Cable TV titans are mulling rating all programs for violence, and have tacitly endorsed a bill offered by Rep. Ed Markey (D-Mass.) that would require a microchip in new TV sets to allow parents to block out programs rated violent.
Industry sources said cable’s endorsement of the two proposals is conditional on a guarantee that the broadcast networks also back the ideas. That’s hardly a given, since the networks have been cool to suggestions for both the rating and the microchip.
Although it’s believed top cable executives are united behind the idea of rating programs, Time Warner has yet to signal its support for Markey’s so-called V-chip bill, an industry source said.
On the defensive
Cable’s new aggressive anti-violence stance clearly places the networks on the defensive.

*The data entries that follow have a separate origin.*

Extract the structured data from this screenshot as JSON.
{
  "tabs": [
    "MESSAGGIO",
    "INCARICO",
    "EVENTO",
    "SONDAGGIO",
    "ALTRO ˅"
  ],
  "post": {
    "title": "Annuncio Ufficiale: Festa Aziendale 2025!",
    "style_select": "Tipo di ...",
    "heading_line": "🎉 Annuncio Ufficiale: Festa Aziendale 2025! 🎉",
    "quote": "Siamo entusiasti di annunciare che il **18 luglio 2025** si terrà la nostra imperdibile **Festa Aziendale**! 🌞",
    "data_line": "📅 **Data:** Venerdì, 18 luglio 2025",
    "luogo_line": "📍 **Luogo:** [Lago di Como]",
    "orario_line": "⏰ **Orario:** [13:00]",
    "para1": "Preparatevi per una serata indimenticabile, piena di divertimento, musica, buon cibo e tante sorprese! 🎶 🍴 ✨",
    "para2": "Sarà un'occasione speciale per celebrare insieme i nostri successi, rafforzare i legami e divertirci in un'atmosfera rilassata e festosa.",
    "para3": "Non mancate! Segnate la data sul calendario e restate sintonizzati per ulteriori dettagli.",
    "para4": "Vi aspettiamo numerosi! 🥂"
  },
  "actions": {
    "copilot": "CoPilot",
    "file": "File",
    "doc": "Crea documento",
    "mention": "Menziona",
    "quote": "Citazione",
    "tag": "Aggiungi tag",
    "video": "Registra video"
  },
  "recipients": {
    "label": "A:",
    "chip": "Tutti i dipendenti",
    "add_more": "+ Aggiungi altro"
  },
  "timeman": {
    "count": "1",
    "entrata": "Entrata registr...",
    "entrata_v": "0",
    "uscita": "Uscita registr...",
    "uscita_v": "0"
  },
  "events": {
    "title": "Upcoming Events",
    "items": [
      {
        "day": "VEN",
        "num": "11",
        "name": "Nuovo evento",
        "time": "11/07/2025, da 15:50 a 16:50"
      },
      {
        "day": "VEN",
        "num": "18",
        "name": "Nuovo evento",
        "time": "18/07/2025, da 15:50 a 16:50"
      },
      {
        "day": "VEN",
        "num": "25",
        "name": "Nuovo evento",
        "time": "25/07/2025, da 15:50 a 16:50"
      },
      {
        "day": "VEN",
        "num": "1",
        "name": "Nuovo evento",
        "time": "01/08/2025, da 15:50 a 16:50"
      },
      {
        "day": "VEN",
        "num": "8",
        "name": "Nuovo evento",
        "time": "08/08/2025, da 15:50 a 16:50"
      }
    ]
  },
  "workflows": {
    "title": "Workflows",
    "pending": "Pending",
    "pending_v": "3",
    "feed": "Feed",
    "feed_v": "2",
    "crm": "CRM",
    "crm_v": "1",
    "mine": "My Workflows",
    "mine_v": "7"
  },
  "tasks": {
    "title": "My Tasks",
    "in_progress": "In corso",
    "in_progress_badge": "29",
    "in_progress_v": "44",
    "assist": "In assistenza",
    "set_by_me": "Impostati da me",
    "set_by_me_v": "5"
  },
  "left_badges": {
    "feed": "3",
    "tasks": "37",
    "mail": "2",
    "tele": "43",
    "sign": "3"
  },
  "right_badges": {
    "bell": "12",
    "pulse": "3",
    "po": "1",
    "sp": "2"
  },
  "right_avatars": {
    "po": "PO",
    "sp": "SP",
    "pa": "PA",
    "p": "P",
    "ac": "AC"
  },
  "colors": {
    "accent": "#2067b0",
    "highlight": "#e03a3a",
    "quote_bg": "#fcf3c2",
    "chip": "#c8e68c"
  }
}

For months, webheads have been ahead in the PR battle by repeatedly claiming that the most violent programming airs on cable. Moreover, net executives claim the cable industry continues to carry its most violent programming early in the evening, and unedited.
A network source said Tuesday that the webs “still haven’t seen anything in writing” on the cable proposal. “We’re waiting for details,” the source said.
Cable’s strategy change came after a meeting Friday between industry leaders and Sen. Paul Simon (D-Ill.), a leader of the growing anti-TV violence brigade in Congress. Initial reports indicated that cablers told Simon they’d be willing to establish ongoing monitoring of the violence content of programs.
But industry sources said cablers also have decided to go further than simply the monitoring of programs. They’ve also agreed to slap a rating on programs for violence, the key ingredient needed for Markey’s V-chip plan to be successful.
“The V-chip only needs a rating system to make it work,” one industry source said.
Markey’s bill calls for insertion of a one-inch microchip in all new TV sets that allows parents, with the push of a button, to nix all programs carrying a violence rating. Markey claims the V-chip will “empower parents.”
CBS and NBC have attacked the proposal as a step toward censorship. ABC has been less critical of the Markey proposal than its counterparts but has said it opposes content restrictions in general. The Motion Picture Assn. of America also opposes the Markey bill and is not expected to change its position.
Sources said discussions are in the preliminary stage on how a ratings system might work, in part because network acceptance of the idea is necessary before the plan will proceed. One suggestion would place a V rating on certain violent shows, and a VV rating on programs carrying excessive amounts of violence.